Master Nyojo was a demanding and rigourous person. One day, during the course of a sesshin, Dogen had a great shock. While seated in zazen his neighbour fell asleep on his zafu. Nyojo exclaimed in a loud voice: "Shin jin datsu raku (reject body and mind)!" and hit the monk hard with his sandal, causing him to fall from his seat. On hearing these words Dogen had an internal revolution. After zazen Dogen went to the room of his master and said to him: "Shin jin datsu raku, I have abandoned body and mind". Nyojo answered him with: "Datsu raku shin jin, abandon again body and mind".
Dogen remained another two years close to Nyojo, until he decided to return to Japan. His master confirmed that it was time for him to teach on his return " the teaching of buddhism helping others to awaken to the universal truth". In 1227 Dogen returned to Japan, taking only with him zazen, shikantaza, just as his master had shown him. On his return to Japan, they asked him: "What did you discover?" Dogen replied: "I came back with empty hands". In his book Eihei Koroku, he wrote later: "Having studied only with my master Nyojo and plainly understanding that the eyes are horizontal and the nose vertical, I return home with empty hands... Starting tomorrow, in the morning, the sun will rise in the East; disturbed by night, the moon goes down in the West. The clouds disappear and the mountains manifest their reality, rain shall stop falling and the Four Mountains (birth, old age, sickness and death) will become level."

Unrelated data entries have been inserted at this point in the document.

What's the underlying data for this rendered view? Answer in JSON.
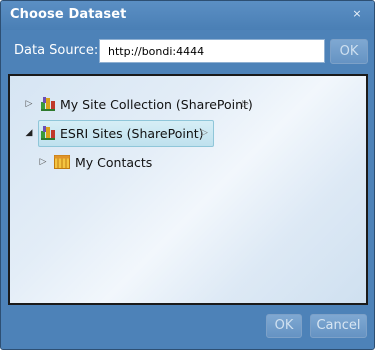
{
  "dialog": {
    "title": "Choose Dataset",
    "close_glyph": "×"
  },
  "data_source": {
    "label": "Data Source:",
    "value": "http://bondi:4444",
    "ok_label": "OK"
  },
  "tree": {
    "nodes": [
      {
        "label": "My Site Collection (SharePoint)",
        "icon": "sharepoint-site-icon",
        "expanded": false,
        "selected": false
      },
      {
        "label": "ESRI Sites (SharePoint)",
        "icon": "sharepoint-site-icon",
        "expanded": true,
        "selected": true
      },
      {
        "label": "My Contacts",
        "icon": "list-icon",
        "expanded": false,
        "selected": false
      }
    ]
  },
  "footer": {
    "ok_label": "OK",
    "cancel_label": "Cancel"
  },
  "colors": {
    "dialog_bg": "#4d82b8",
    "selection": "#bfe1ee"
  }
}
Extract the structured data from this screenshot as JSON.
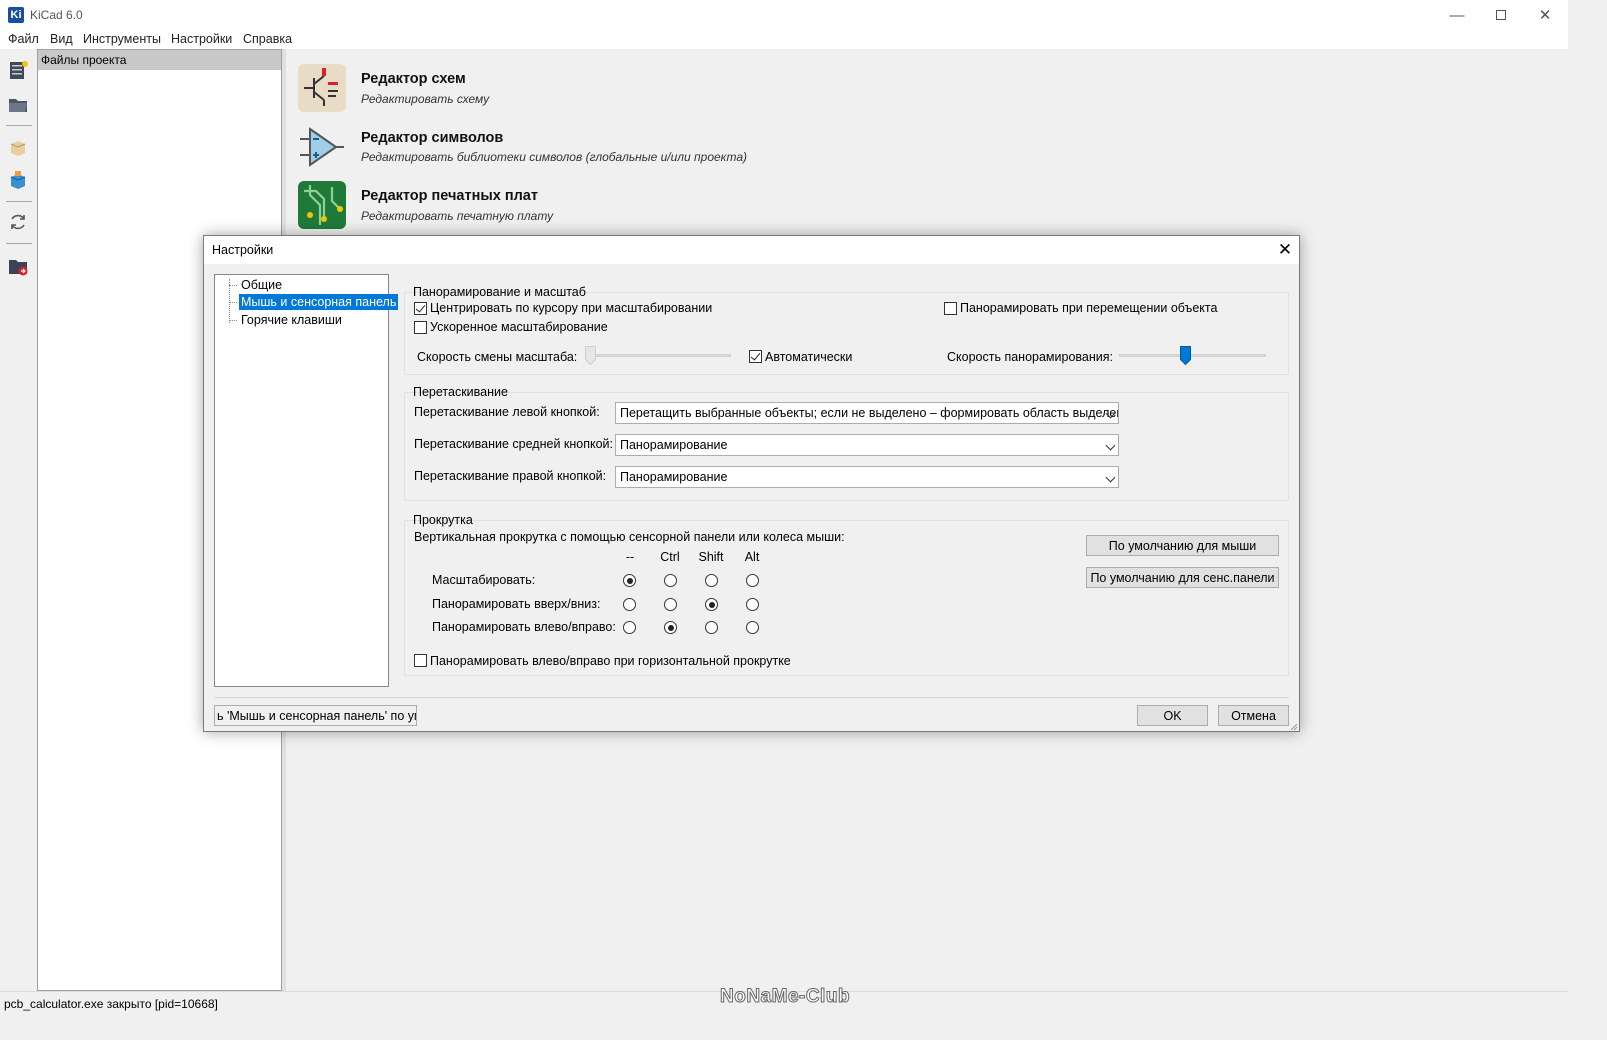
{
  "window": {
    "title": "KiCad 6.0",
    "logo": "Ki"
  },
  "menu": [
    "Файл",
    "Вид",
    "Инструменты",
    "Настройки",
    "Справка"
  ],
  "toolbar_icons": [
    "new-project-icon",
    "open-project-icon",
    "archive-icon",
    "unarchive-icon",
    "refresh-icon",
    "explore-folder-icon"
  ],
  "project_panel": {
    "header": "Файлы проекта"
  },
  "launchers": [
    {
      "title": "Редактор схем",
      "desc": "Редактировать схему"
    },
    {
      "title": "Редактор символов",
      "desc": "Редактировать библиотеки символов (глобальные и/или проекта)"
    },
    {
      "title": "Редактор печатных плат",
      "desc": "Редактировать печатную плату"
    }
  ],
  "status": {
    "text": "pcb_calculator.exe закрыто [pid=10668]",
    "watermark": "NoNaMe-Club"
  },
  "dialog": {
    "title": "Настройки",
    "tree": [
      {
        "label": "Общие",
        "selected": false
      },
      {
        "label": "Мышь и сенсорная панель",
        "selected": true
      },
      {
        "label": "Горячие клавиши",
        "selected": false
      }
    ],
    "pan_zoom": {
      "label": "Панорамирование и масштаб",
      "center_cursor": {
        "label": "Центрировать по курсору при масштабировании",
        "checked": true
      },
      "pan_moving": {
        "label": "Панорамировать при перемещении объекта",
        "checked": false
      },
      "accel_zoom": {
        "label": "Ускоренное масштабирование",
        "checked": false
      },
      "zoom_speed_label": "Скорость смены масштаба:",
      "zoom_speed_value": 0.0,
      "auto": {
        "label": "Автоматически",
        "checked": true
      },
      "pan_speed_label": "Скорость панорамирования:",
      "pan_speed_value": 0.45
    },
    "drag": {
      "label": "Перетаскивание",
      "rows": [
        {
          "label": "Перетаскивание левой кнопкой:",
          "value": "Перетащить выбранные объекты; если не выделено – формировать область выделения"
        },
        {
          "label": "Перетаскивание средней кнопкой:",
          "value": "Панорамирование"
        },
        {
          "label": "Перетаскивание правой кнопкой:",
          "value": "Панорамирование"
        }
      ]
    },
    "scroll": {
      "label": "Прокрутка",
      "desc": "Вертикальная прокрутка с помощью сенсорной панели или колеса мыши:",
      "columns": [
        "--",
        "Ctrl",
        "Shift",
        "Alt"
      ],
      "rows": [
        {
          "label": "Масштабировать:",
          "selected": 0
        },
        {
          "label": "Панорамировать вверх/вниз:",
          "selected": 2
        },
        {
          "label": "Панорамировать влево/вправо:",
          "selected": 1
        }
      ],
      "btn_mouse": "По умолчанию для мыши",
      "btn_touchpad": "По умолчанию для сенс.панели",
      "horiz_pan": {
        "label": "Панорамировать влево/вправо при горизонтальной прокрутке",
        "checked": false
      }
    },
    "reset_button": "ь 'Мышь и сенсорная панель' по умо",
    "ok": "OK",
    "cancel": "Отмена"
  }
}
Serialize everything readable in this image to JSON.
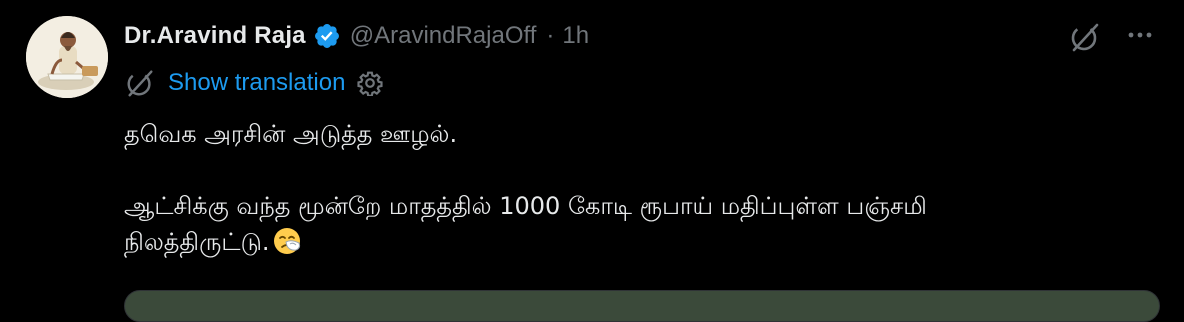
{
  "tweet": {
    "display_name": "Dr.Aravind Raja",
    "handle": "@AravindRajaOff",
    "separator": "·",
    "time": "1h",
    "show_translation": "Show translation",
    "text_line1": "தவெக அரசின் அடுத்த ஊழல்.",
    "text_line2": "ஆட்சிக்கு வந்த மூன்றே மாதத்தில் 1000 கோடி ரூபாய் மதிப்புள்ள பஞ்சமி",
    "text_line3": "நிலத்திருட்டு.",
    "emoji": "sneezing-face-icon"
  },
  "colors": {
    "background": "#000000",
    "text": "#e7e9ea",
    "muted": "#71767b",
    "link": "#1d9bf0",
    "verified": "#1d9bf0"
  }
}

Dogen first based himself at Kennin-ji, the temple of Myozen, his first master with whom he had gone to China and who died during the journey. It was in this temple that he wrote his first collection: Fukanzazengi, universal rules for the practice of zazen. It is the core of his teaching: just sitting down in an exact posture without seeking anything, letting thoughts pass like clouds in the sky.
Later Dogen left the temple at Kennin-ji to establish himself in three temples successively, all situated in the region of Kyoto: Annyoin, a small hermitage in 1230, later Kannon Dorin in 1233 and finally Kosho-ji where, with the help of donations, he constructed the first truly independent zen monastery of Japan in 1236. In Kosho-ji he started editing the first chapters of his monumental work: Shobogenzo, "The Treasure of the Eye of the True Law", ninety five chapters containing the essence of his philosophical and religious vision.
Between 1233 and 1243 many disciples gathered around him and followed his teaching, particularly Ejo (in 1234) who would become his succesor. His fame continued to grow. He drove people on to practice assiduously, just as he had been taught by his master Nyojo in China. Dogen's success, this breath of fresh air he brought to a calcified buddhism attracted hostility from the clerical hierarchy. So much so that in 1243, monks from Mount Hiei tried to burn down his temple at Kosho-ji. As a result, Dogen decided to leave behind the agitation of the cities and the confusion they can create in the spirit. Thanks to the support of a lay disciple, lord of the province of Echizen in the north east of the country, (nowadays the prefecture of Fukui), on the coast, he constructed a new temple, which he baptised, "temple of eternal peace", Eihei-ji, where Ejo would later become abbott, after his death.
There, in the calm of the vast mountain, he continued to teach zen to his disciples and continued work on the Shobogenzo. Far away from the world, he only left this place once, during the winter of 1247-1248 to visit the shogun in Kamakura, at the invitation of general Hojo Tokiyori. Tokiyori was fascinated by Dogen and wanted him to stay close by. He would build Dogen a great monastery. Dogen rejected his proposal, preferring solitude. He continued practicing zazen until 1252, at the age of just fifty two years, he fell gravely ill. He went to Kyoto to receive care, without succes. He passed away on the 28th. of august 1253 in the temple of Takatsuji.